A message posted on the author’s official Twitter account on Saturday night read: “We are sorry to announce that dear, global bestselling author Wilbur Smith has unexpectedly passed away this afternoon at his Cape Town home with his wife Niso. passed away.”
Similar statements were published on the Wilbur Smith Books website and social media pages, as well as on the website of The Wilbur and Niso Smith Foundations.
The cause of death has not been disclosed in the statements.
During his decades-long career as a writer, Smith wrote 49 novels and sold more than 140 million copies worldwide in more than 30 languages.
Wilbur Smith’s office said in a tweet, “We are extremely grateful to his millions of fans around the world who cherish his incredible writing and join us all in his amazing adventures.”
From accountant to bestselling author
Smith was born in today’s Zambia to a British family in 1933. He grew up experiencing the jungles, hills and savannas of Africa on his parents’ farm. He credits his mother for loving nature and teaching him to read.
Smith wanted to become a journalist and write about the social conditions in South Africa. But his father’s advice to “get a real job” inspired him to become a tax accountant. Nevertheless, his love for writing did not wan.
Smith was diagnosed with cerebral malaria when he was just 18 months old and feared he would suffer brain damage if he survived. “It probably helped because I think you have to be a little crazy trying to make a living from writing,” he later reflected.
In 1964, the author published his first novel, “When the Lion Feeds”, which tells the story of a young man growing up on a South African cattle ranch. It became an instant bestseller and led to 15 sequels tracing the fortunes of an ambitious family for over 200 years.
Smith said that the novel remained his favorite since it was his first published.
His bestselling “Courtney Series” was the longest-running in publication history, spanning generations and three centuries, “through the critical period from the beginning of colonial Africa to the American Civil War and the apartheid era in South Africa,” his publisher said. said .
But it was with Tata, the protagonist of his “Egyptian series,” that Wilbur “identified most strongly, and River God remains one of his favorite novels to this day,” it added.
‘Greater than life symbol’
According to Kate Parkin, managing director of Bonnier Books, the author “leaves a wealth of novels behind”, including unpublished co-authored books.

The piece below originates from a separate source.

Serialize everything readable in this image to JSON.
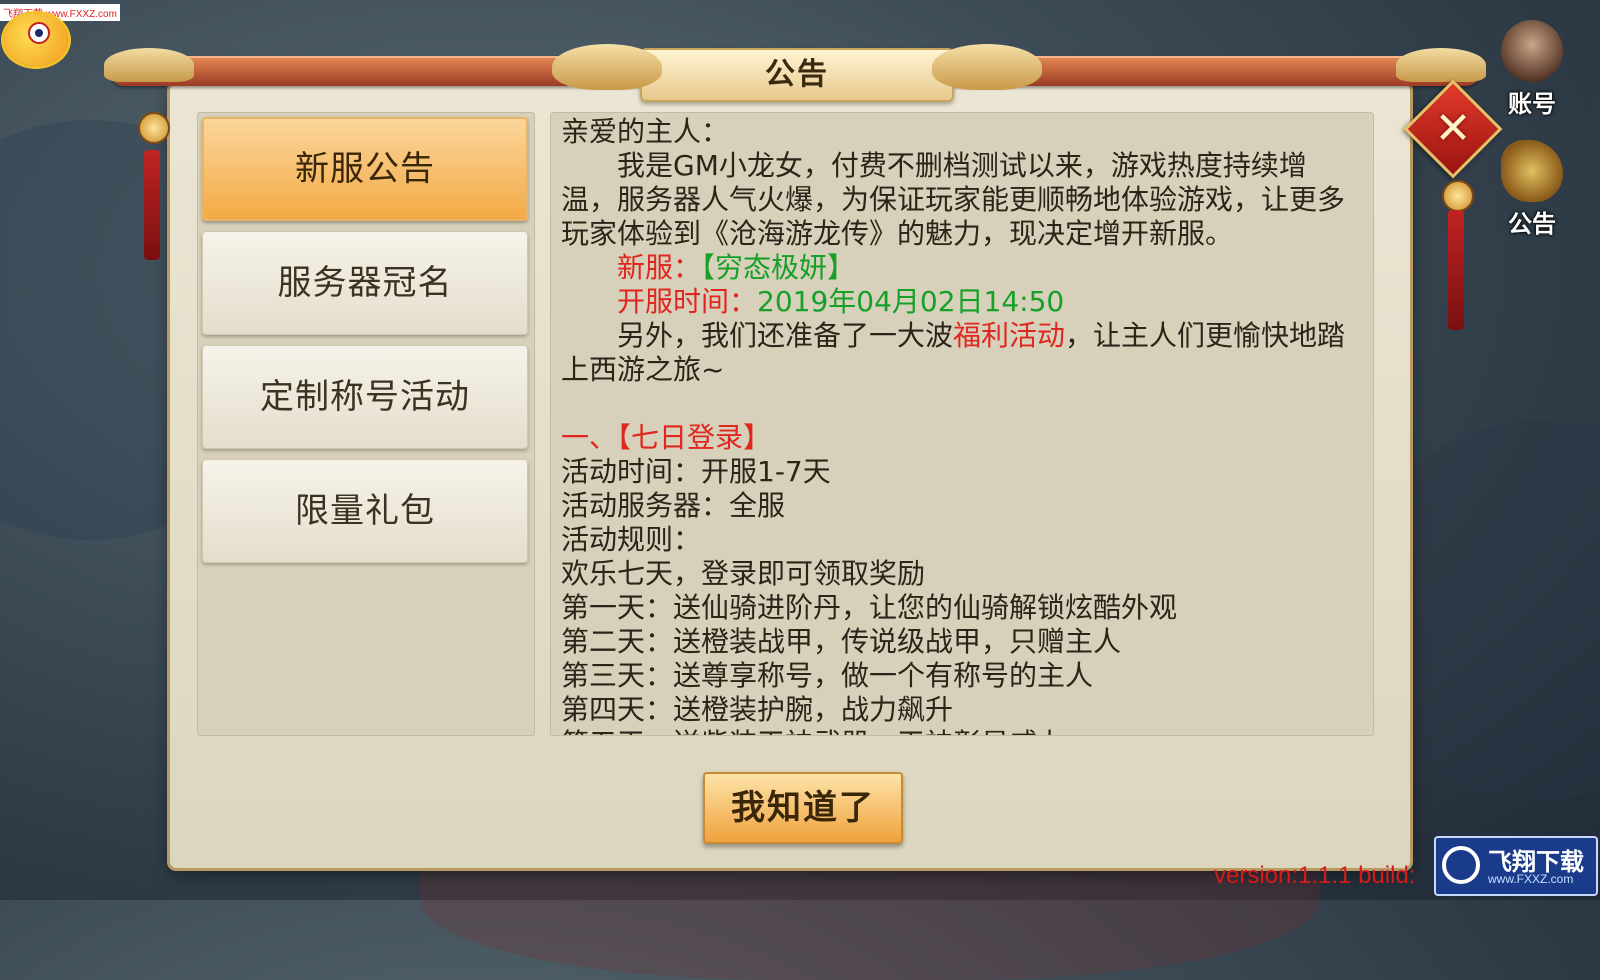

His literary agent for the past decade, Kevin Conroy Scott, described him as “an icon, larger than life” and said that his “knowledge of Africa, and his imagination knew no bounds.”
Smith was married four times, with his last wife from Tajikistan, Mokhiniso Rakhimova, 39 years his junior.